I didn’t do a head count, but museum director Carla Jordan said about 40 people attended, about twice what we had anticipated. It was a good group. I went longer than planned, but I didn’t hear any snoring and I didn’t hear any boards creaking that would have given away anyone who tried to sneak out early.
Brother Mark and his friend Robin Hirsch came down from St. Louis. Robin was kind enough to shoot a couple of these photos.
Joanne Holley, in the front row, left, is the last resident of Wittenberg. Her husband, Dave Holley, storyteller extraordinaire, died April 11, 2012. Two of the videos featured him and one was dedicated to him. Her daughter, Kristie, and her grandson are also in the row.
Cape photographer Tom Neumeyer stopped by to talk technique and share shooting war stories. Central High School Class of ’66 classmate Dick McLard reminded me that Thursday is the monthly brunch, but I have other commitments that day. Wife Lila would certainly be there if she was in town.

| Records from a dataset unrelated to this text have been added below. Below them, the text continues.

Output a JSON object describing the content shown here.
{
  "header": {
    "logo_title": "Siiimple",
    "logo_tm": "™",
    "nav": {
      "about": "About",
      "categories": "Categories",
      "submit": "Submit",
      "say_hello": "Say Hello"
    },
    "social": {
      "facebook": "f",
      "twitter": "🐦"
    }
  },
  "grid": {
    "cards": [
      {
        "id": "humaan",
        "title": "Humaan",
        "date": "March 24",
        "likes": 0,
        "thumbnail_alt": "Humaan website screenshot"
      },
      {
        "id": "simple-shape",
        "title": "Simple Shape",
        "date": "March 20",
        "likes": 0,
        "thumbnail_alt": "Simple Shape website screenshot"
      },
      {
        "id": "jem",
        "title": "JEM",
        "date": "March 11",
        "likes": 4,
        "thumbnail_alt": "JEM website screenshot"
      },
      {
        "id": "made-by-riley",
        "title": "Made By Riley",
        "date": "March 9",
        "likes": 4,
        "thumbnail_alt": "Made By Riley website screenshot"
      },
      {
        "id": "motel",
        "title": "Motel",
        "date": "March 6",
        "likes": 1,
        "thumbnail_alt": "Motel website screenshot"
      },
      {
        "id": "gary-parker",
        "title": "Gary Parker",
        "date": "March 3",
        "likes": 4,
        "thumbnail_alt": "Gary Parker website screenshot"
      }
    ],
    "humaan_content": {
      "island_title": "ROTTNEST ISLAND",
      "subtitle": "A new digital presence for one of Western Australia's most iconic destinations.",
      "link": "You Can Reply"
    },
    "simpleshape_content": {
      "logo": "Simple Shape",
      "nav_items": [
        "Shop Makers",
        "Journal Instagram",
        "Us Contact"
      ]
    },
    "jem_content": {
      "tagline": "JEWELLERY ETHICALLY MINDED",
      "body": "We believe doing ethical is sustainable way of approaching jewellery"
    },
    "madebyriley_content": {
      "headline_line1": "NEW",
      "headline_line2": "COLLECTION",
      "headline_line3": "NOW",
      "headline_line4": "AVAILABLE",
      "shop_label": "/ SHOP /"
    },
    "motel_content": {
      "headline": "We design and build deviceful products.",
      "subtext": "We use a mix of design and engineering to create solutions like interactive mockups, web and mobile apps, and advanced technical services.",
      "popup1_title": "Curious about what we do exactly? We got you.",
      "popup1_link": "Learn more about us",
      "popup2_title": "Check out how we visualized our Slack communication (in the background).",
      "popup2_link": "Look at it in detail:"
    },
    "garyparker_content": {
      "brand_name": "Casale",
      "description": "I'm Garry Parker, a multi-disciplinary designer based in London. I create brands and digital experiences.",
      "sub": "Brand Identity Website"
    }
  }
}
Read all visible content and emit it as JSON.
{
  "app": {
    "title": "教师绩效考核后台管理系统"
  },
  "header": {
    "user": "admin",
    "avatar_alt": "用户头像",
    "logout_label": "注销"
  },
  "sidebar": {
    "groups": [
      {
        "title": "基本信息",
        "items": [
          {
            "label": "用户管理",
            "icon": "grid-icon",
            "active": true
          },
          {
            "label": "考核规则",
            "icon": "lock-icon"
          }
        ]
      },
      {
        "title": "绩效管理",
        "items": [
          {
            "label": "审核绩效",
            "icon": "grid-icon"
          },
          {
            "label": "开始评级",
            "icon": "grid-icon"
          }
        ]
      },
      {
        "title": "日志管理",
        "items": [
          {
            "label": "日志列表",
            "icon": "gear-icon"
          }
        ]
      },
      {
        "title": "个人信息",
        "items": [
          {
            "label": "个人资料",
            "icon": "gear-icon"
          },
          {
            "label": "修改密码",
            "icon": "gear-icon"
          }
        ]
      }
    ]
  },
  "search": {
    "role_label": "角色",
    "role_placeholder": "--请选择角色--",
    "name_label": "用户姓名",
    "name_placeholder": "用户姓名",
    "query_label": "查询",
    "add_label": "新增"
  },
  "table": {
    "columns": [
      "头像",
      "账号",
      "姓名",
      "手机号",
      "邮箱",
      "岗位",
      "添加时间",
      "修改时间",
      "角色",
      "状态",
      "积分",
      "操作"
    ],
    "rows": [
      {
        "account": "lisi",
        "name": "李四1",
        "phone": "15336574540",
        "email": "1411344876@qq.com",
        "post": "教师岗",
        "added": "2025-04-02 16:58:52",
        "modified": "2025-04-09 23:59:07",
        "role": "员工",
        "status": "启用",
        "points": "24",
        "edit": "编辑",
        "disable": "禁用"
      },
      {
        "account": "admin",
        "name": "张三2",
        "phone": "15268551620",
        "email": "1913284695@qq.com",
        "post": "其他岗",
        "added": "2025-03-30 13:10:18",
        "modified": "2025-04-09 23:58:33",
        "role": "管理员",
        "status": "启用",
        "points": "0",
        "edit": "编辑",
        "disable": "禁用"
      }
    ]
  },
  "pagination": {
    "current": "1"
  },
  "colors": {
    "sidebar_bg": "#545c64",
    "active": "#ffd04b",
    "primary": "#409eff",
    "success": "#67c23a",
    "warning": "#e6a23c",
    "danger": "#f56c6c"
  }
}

Carla’s introduction was so flattering that I wondered if she had grabbed my eulogy by mistake. Warren Schmidt was equally kind at the end of the evening. Gerard Fiehler humped stuff out of my car and helped get the speakers working.
Mother is an old hand at the museum, but this was Friend Shari’s mother’s first visit. LaFern Stiver admitted that she didn’t know how she was going to occupy herself in what she thought was going to be a tiny, small-town museum since I had to go a couple hours early to set up. She was pleasantly surprised to see what a great job Carla and her staff do in pulling together the exhibits.
If you’re in LaFern’s bridge club, don’t be surprised to find yourself being hauled up to Altenburg one of these days. (Shari couldn’t make it down from St. Louis. She said something about a sick cat. That sounds vaguely familiar. I think she may have used that same excuse when we were in high school.)